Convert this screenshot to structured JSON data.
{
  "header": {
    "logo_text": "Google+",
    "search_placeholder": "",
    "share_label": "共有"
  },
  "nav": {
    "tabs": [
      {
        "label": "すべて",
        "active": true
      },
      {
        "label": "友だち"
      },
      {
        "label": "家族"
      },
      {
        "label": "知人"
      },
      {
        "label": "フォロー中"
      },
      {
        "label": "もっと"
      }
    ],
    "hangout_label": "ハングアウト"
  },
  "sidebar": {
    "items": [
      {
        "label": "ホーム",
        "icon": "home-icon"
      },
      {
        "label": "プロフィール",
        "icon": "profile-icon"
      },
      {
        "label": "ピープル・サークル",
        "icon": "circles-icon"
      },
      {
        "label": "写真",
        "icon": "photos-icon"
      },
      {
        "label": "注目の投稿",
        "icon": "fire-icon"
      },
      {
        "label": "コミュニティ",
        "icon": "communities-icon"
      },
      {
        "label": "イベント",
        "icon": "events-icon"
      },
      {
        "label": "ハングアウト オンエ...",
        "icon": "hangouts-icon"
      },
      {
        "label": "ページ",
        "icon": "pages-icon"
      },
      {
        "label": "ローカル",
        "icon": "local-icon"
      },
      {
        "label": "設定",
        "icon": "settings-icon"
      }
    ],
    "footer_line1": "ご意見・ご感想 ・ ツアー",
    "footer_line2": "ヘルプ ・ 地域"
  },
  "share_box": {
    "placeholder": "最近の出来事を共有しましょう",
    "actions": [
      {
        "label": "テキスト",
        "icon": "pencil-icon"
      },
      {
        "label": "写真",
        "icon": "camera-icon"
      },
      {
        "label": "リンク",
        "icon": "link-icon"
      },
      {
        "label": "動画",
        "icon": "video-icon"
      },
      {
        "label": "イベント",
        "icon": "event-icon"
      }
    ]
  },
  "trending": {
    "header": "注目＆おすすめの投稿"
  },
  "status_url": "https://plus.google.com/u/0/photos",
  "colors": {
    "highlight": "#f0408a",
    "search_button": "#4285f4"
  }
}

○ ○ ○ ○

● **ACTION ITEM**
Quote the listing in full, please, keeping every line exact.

● **SOLUTION TO THE PROBLEM**
Convert this screenshot to structured JSON data.
{
  "header": {
    "logo_text": "Google+",
    "search_placeholder": "",
    "share_label": "共有"
  },
  "nav": {
    "tabs": [
      {
        "label": "すべて",
        "active": true
      },
      {
        "label": "友だち"
      },
      {
        "label": "家族"
      },
      {
        "label": "知人"
      },
      {
        "label": "フォロー中"
      },
      {
        "label": "もっと"
      }
    ],
    "hangout_label": "ハングアウト"
  },
  "sidebar": {
    "items": [
      {
        "label": "ホーム",
        "icon": "home-icon"
      },
      {
        "label": "プロフィール",
        "icon": "profile-icon"
      },
      {
        "label": "ピープル・サークル",
        "icon": "circles-icon"
      },
      {
        "label": "写真",
        "icon": "photos-icon"
      },
      {
        "label": "注目の投稿",
        "icon": "fire-icon"
      },
      {
        "label": "コミュニティ",
        "icon": "communities-icon"
      },
      {
        "label": "イベント",
        "icon": "events-icon"
      },
      {
        "label": "ハングアウト オンエ...",
        "icon": "hangouts-icon"
      },
      {
        "label": "ページ",
        "icon": "pages-icon"
      },
      {
        "label": "ローカル",
        "icon": "local-icon"
      },
      {
        "label": "設定",
        "icon": "settings-icon"
      }
    ],
    "footer_line1": "ご意見・ご感想 ・ ツアー",
    "footer_line2": "ヘルプ ・ 地域"
  },
  "share_box": {
    "placeholder": "最近の出来事を共有しましょう",
    "actions": [
      {
        "label": "テキスト",
        "icon": "pencil-icon"
      },
      {
        "label": "写真",
        "icon": "camera-icon"
      },
      {
        "label": "リンク",
        "icon": "link-icon"
      },
      {
        "label": "動画",
        "icon": "video-icon"
      },
      {
        "label": "イベント",
        "icon": "event-icon"
      }
    ]
  },
  "trending": {
    "header": "注目＆おすすめの投稿"
  },
  "status_url": "https://plus.google.com/u/0/photos",
  "colors": {
    "highlight": "#f0408a",
    "search_button": "#4285f4"
  }
}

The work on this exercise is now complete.